Except I sense I still don’t quite have it right. The theory is perhaps too of the moment. Everything today can be explained as post-9/11. Health care reform? Electric cars? Tea Partiers? Post-9/11.
My days and weeks spent thinking about this bring to mind Jenny Gordon, an ace Jungian analyst whom I’d spent years sitting across from. I call her to ask if the idea of the collective unconscious—the notion that the same archetypes reside deep in all of our psyches—could account for disparate authors writing about the same subject matter at the same time, unbeknownst to each other.
In a word, she told me: Yes.
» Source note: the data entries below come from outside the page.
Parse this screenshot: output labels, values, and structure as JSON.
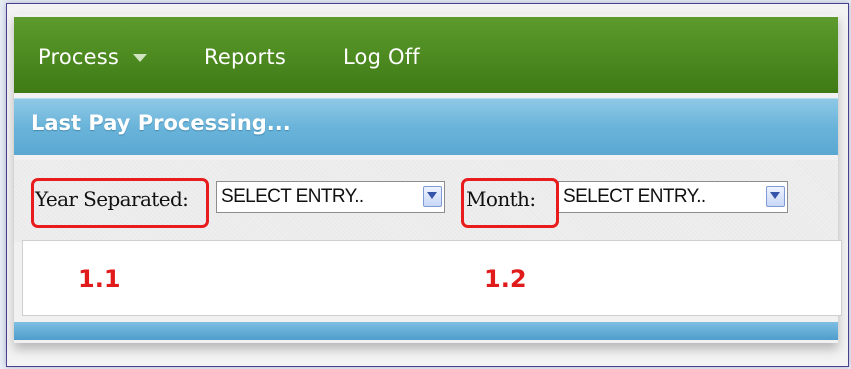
{
  "nav": {
    "items": [
      {
        "label": "Process",
        "has_dropdown": true
      },
      {
        "label": "Reports"
      },
      {
        "label": "Log Off"
      }
    ]
  },
  "page": {
    "title": "Last Pay Processing..."
  },
  "filters": {
    "year_label": "Year Separated:",
    "year_value": "SELECT ENTRY..",
    "month_label": "Month:",
    "month_value": "SELECT ENTRY.."
  },
  "annotations": {
    "year": "1.1",
    "month": "1.2"
  },
  "colors": {
    "nav_green": "#4a8a1f",
    "header_blue": "#6ab4da",
    "highlight_red": "#e81c1c"
  },
  "icons": {
    "dropdown": "chevron-down-icon",
    "nav_caret": "caret-down-icon"
  }
}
“It’s like the 100th monkey,” Gordon says, referring to the theory that when a100th monkey gains knowledge of a new idea, it tips that idea from individual to collective consciousness. In other words: We authors are the 101st, 102nd, 103rd monkeys who’ve tapped into this idea of missing kids just as it’s passed the tipping point into collective knowledge.
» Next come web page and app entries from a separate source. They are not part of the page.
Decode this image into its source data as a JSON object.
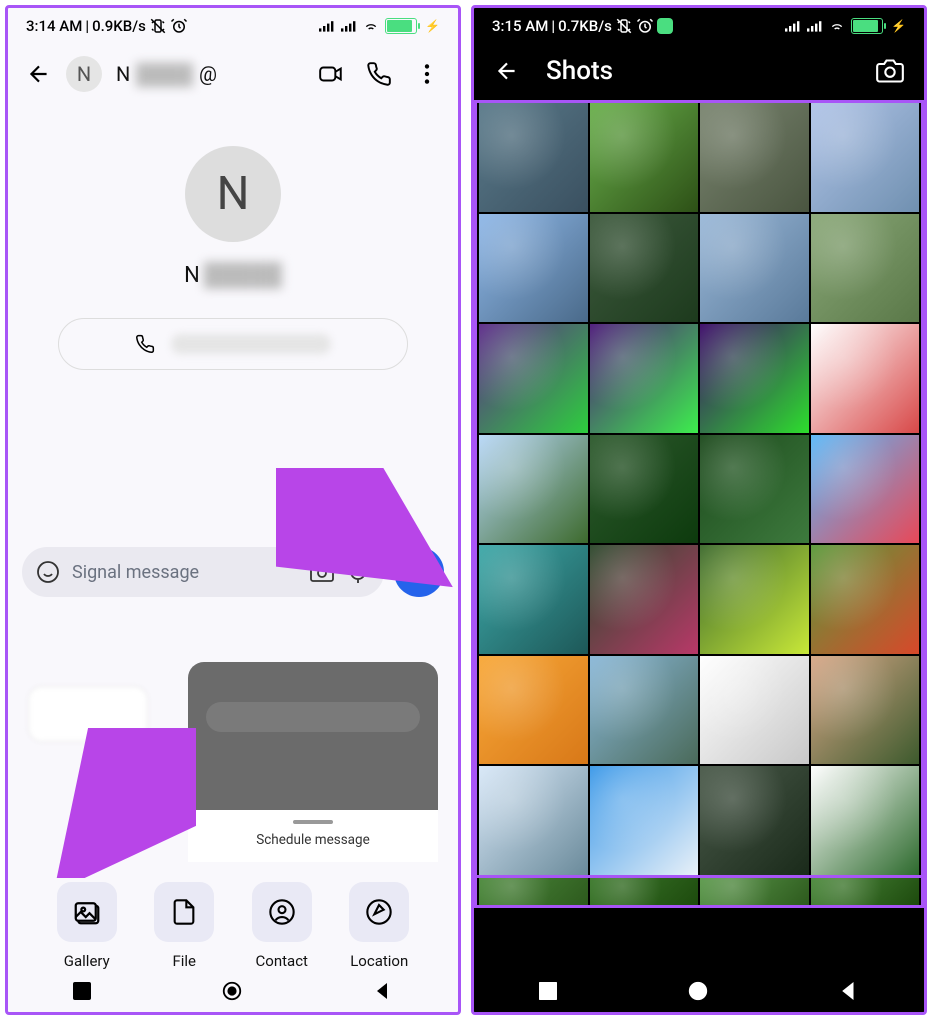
{
  "phone1": {
    "status": {
      "time": "3:14 AM",
      "speed": "0.9KB/s"
    },
    "header": {
      "avatar_letter": "N",
      "name": "N"
    },
    "contact": {
      "avatar_letter": "N",
      "name": "N"
    },
    "input": {
      "placeholder": "Signal message"
    },
    "schedule_label": "Schedule message",
    "attachments": [
      {
        "key": "gallery",
        "label": "Gallery"
      },
      {
        "key": "file",
        "label": "File"
      },
      {
        "key": "contact",
        "label": "Contact"
      },
      {
        "key": "location",
        "label": "Location"
      }
    ]
  },
  "phone2": {
    "status": {
      "time": "3:15 AM",
      "speed": "0.7KB/s"
    },
    "title": "Shots",
    "thumbs_rows": 8,
    "thumbs_cols": 4
  }
}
“Imagine we were talking about a repeated image coming up in a number of different people’s dreams,” Gordon continues. “We’d say this is compensation. The unconscious mind is compensating for something the conscious mind is neglecting. The collective unconscious brings the neglected idea into consciousness.”
So by writing about missing kids writers are bringing something neglected into the consciousness of the culture. What, though? The idea of caring for our young? Of needing to be more vigilant or careful?
I can buy that. In this age of catastrophes—economic, environmental, political—I see how we might need some reminders to take better care of future generations. There’s something downright seductive about this theory: The author, instead of being a narcissist or a neurotic, is a hero! We’re unconsciously trying to save the world!
But I am nagged, again, by the fear that I’ve packaged up a tidy explanation for something that is ultimately inexplicable.
Perhaps there is no answer.
Or perhaps there are some ideas that gather in the larger imagination like tumbleweed—a tangle of what scares us and what we don’t understand and what speaks to our vulnerability and to our humanity. Maybe the missing child is one of those ideas. And until we run out of ways to tell the story or begin to untangle it or simply exhaust ourselves, it will continue with undeniable—if indefinable—momentum. So when we look in the streets of the literary landscape, there it will be still: tumbling tumbling tumbling.
Miriam Gershow lives in Eugene OR, where she is at work on her second novel, KNOCK KNOCK, in which no one disappears. Hear her read selections of Ken Kesey’s unpublished work with five other local authors this Thursday (12/2) from 5:30-7pm at Opus VII Gallery in Eugene as a Benefit for the UO Knight Library’s Kesey Collection.